U.S. songwriters Tim Kubart and Diana Lawrence joined Kittitian media personality Michelle “Sweet Sister Sensia” Stokes for a virtual discussion about intellectual property rights and the creative music process. More than 100 viewers joined an animated discussion about registration, royalties, and resources to support creative artists in Barbados and the Eastern Caribbean.
Sweet Sister Sensia immediately focused on ways artists could monetize their work. Musicians Kubart and Lawrence explained how the role of the American Society of Composers, Authors and Publishers (ASCAP) and Broadcast Music, Inc. (BMI) in the United States was similar to the Copyright Society of Composers, Authors, and Publishers, Inc. (COSCAP) in Barbados and the Eastern Caribbean Collective Organisation for Music Rights (ECCO). These organizations protect members’ musical copyrights and collect license fees from businesses that use that work. Kubart told a story about how in his early days as an independent artist – to his surprise – he received a check in the mail to compensate him for his songs being aired on the radio.

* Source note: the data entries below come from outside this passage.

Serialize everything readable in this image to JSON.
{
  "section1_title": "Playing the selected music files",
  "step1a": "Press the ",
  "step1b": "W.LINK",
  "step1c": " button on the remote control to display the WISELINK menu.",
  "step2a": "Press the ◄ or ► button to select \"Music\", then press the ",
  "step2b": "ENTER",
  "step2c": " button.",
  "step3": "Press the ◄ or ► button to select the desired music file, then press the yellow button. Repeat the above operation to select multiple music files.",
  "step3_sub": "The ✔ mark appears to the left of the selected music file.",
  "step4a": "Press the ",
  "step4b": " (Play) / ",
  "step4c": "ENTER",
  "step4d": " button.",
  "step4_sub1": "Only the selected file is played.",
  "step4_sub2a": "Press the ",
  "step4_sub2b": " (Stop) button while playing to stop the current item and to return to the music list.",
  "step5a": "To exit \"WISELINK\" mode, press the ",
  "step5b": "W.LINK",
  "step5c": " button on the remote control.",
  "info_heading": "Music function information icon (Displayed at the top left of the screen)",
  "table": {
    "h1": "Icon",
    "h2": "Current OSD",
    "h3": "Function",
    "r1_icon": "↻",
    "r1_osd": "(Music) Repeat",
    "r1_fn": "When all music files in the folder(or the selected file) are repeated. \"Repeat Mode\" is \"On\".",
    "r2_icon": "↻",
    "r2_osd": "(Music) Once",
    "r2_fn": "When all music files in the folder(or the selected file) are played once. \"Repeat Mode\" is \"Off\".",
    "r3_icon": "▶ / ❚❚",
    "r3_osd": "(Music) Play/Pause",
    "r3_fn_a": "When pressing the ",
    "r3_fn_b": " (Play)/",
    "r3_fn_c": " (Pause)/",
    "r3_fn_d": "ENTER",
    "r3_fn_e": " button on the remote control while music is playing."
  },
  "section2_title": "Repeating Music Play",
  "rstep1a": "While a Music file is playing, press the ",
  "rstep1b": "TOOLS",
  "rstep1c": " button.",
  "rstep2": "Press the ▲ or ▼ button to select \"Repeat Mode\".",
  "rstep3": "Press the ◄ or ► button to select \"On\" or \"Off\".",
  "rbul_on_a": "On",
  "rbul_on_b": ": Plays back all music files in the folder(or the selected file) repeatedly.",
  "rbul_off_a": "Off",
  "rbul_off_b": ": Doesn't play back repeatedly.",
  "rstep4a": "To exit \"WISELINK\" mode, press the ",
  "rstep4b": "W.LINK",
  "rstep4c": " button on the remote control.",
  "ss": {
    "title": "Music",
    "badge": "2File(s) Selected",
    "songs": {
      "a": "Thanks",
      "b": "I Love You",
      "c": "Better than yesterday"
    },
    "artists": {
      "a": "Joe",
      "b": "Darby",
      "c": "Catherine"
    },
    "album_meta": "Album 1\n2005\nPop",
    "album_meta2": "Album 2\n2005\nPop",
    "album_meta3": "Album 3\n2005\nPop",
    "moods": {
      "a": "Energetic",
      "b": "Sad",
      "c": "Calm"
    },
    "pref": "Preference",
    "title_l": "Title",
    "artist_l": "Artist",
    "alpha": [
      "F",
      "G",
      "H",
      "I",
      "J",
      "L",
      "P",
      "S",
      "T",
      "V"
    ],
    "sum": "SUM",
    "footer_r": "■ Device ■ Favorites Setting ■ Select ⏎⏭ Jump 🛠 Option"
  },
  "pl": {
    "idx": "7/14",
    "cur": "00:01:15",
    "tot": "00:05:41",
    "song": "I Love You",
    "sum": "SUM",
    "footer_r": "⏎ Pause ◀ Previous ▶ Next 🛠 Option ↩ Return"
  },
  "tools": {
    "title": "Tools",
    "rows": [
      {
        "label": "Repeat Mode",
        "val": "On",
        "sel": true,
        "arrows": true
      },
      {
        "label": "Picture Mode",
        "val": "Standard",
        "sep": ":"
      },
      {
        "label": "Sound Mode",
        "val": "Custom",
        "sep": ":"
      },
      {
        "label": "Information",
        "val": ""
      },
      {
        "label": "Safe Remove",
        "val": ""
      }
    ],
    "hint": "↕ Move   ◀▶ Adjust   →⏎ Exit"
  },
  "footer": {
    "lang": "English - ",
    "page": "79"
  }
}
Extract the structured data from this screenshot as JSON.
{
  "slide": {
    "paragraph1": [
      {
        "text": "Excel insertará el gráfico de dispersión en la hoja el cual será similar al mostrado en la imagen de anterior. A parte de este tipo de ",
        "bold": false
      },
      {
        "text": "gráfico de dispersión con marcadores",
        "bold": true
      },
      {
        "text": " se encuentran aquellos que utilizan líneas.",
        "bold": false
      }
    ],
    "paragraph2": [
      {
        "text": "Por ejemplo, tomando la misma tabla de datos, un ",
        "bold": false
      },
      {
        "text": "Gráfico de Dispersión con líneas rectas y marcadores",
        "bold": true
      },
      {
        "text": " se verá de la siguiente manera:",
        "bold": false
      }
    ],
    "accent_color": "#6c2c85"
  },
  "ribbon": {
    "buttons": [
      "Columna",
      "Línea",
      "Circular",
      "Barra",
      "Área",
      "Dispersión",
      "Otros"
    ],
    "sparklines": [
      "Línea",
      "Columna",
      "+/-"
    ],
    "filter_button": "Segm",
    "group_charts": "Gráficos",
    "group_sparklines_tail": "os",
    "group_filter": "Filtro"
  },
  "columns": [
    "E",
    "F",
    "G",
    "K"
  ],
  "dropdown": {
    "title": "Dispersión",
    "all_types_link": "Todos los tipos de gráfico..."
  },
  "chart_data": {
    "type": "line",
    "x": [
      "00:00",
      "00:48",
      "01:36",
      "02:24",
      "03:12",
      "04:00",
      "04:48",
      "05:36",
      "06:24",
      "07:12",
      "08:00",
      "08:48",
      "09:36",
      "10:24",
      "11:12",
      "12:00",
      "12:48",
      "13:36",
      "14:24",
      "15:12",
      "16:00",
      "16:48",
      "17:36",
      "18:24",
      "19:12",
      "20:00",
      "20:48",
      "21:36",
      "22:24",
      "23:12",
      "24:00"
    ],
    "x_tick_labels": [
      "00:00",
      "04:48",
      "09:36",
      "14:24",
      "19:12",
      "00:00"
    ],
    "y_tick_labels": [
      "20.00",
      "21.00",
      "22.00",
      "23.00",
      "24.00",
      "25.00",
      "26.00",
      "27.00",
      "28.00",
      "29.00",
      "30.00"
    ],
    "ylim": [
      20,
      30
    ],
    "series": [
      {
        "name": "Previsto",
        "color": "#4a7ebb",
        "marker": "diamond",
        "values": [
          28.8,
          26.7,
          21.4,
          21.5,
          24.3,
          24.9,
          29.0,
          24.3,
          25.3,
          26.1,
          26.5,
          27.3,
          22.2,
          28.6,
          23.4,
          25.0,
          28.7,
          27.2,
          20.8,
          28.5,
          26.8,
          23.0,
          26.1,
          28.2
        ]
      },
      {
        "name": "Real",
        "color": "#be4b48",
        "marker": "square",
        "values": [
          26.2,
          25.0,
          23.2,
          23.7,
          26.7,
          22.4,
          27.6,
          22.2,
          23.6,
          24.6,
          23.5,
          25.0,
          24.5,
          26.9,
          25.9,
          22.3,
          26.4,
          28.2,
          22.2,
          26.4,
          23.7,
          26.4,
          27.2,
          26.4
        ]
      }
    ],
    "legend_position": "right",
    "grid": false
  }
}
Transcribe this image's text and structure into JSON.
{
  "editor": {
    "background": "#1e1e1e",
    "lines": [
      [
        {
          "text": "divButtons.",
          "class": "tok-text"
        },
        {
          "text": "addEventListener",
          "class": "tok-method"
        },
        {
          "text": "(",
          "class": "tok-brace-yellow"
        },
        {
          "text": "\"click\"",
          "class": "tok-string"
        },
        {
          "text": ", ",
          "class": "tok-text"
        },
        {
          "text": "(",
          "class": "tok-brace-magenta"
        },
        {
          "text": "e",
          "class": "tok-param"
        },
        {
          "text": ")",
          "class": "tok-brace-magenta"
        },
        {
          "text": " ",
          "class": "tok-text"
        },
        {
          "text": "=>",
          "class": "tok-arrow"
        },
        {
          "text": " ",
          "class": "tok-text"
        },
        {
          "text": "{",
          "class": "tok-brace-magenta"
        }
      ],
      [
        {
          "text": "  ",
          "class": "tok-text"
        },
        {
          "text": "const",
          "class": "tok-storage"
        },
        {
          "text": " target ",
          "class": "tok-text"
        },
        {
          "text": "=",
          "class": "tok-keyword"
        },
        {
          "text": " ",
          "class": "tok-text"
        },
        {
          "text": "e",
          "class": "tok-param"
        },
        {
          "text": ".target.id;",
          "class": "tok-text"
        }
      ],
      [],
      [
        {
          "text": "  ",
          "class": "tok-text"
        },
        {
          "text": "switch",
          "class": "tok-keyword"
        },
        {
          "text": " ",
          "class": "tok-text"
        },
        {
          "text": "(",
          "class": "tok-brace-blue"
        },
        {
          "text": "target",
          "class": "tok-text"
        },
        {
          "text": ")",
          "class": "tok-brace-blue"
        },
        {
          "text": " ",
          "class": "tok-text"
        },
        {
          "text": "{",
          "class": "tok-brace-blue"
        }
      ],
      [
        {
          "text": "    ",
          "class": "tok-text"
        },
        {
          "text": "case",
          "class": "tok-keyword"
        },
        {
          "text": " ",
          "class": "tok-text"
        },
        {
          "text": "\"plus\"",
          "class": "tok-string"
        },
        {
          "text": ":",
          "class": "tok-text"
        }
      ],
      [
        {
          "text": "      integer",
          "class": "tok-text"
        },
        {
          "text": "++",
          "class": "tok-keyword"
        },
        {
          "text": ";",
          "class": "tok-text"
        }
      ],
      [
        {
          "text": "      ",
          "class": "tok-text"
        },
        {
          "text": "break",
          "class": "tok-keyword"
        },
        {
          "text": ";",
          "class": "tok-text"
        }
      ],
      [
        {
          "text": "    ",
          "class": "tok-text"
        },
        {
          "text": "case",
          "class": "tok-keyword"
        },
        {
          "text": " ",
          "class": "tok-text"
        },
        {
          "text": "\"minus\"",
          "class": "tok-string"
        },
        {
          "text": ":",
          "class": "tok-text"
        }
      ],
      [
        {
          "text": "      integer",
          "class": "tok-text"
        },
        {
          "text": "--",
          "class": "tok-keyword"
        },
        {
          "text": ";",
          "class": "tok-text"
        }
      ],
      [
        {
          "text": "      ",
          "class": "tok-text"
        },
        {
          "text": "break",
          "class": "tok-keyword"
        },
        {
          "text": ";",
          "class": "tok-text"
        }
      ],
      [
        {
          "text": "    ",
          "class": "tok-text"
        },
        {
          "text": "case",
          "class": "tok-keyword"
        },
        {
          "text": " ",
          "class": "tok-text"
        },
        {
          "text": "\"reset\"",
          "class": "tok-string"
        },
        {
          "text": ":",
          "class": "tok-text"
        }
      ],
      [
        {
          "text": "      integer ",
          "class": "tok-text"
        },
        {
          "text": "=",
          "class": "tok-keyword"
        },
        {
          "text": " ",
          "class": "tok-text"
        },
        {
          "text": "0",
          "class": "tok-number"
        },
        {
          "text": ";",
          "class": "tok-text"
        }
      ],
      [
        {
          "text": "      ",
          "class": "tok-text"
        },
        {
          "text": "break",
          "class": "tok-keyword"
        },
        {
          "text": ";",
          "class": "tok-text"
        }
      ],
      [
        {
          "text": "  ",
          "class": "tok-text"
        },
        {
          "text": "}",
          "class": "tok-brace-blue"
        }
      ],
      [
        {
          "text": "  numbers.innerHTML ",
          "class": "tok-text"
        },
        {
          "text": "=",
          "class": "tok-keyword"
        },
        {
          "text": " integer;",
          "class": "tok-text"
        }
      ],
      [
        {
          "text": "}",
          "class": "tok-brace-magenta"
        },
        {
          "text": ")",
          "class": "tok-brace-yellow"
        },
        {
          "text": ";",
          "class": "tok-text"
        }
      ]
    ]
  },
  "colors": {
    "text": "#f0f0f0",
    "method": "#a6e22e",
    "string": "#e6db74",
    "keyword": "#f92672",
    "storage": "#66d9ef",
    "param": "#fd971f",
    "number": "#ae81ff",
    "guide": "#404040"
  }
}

Many viewers contributed to the conversation with their own personal experiences and questions. When asked why the IPR issue was important, Lawrence responded, “Because we’re all trying to create a system in which we can all feel valued for the work that we do. We’re all part of an ecosystem. We’re not alone. We’re artists in community with each other even if we’re across the world like we are right now. That’s really special, and the way we can have that contribute to our livelihoods is by agreeing as a community to be fair to each other and compensate each other. It’s part of creating a community that we all want to work in.” Kubart added, “These conversations can be hard to have, but you should be protecting yourself and crediting other people.”
Viewers shared government and NGO resources to support artists looking to take their first step in protecting their work. U.S. Embassy Public Affairs Officer Larry Socha acknowledged the present COVID-19 reality saying, “The arts are incredibly important to the economic recovery underway.” He highlighted that the Barbados Ministry of Creative Economy, Culture, and Sports and the National Cultural Foundation would convene a networking session for creative practitioners at the Wildey Gymnasium on Friday, July 10, from 4:00pm.
Interested readers can view the entire conversation at www.facebook.com/USEmbassyBarbados/videos.